• WHAT THE EXERCISE ASKS
Only the number is wanted: how many lines in the material below contain "name".

EXERCISE INPUT section start

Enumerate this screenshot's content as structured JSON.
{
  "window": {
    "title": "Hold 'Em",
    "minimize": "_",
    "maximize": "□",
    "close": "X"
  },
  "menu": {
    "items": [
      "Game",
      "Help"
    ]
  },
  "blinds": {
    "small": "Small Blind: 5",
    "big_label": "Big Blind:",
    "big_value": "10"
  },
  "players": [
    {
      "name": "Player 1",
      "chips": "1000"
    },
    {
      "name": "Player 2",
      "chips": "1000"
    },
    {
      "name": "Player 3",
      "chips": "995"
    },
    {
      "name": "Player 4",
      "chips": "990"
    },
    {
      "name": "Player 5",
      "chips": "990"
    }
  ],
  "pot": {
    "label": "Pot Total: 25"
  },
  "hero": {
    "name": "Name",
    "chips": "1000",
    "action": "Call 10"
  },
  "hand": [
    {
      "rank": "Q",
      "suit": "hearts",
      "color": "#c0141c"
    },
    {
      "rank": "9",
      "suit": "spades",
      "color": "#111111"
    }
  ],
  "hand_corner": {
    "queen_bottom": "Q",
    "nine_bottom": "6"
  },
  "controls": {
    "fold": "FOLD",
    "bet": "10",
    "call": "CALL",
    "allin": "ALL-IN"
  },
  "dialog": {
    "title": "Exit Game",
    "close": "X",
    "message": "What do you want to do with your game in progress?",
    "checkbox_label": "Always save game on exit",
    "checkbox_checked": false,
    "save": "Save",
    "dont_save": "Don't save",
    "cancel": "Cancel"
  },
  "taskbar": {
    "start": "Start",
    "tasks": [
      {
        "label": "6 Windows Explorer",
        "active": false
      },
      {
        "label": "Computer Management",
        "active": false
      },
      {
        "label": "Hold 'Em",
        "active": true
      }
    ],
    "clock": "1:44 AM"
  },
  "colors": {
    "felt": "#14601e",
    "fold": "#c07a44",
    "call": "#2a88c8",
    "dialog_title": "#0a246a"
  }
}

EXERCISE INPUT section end

• YOUR SOLUTION
6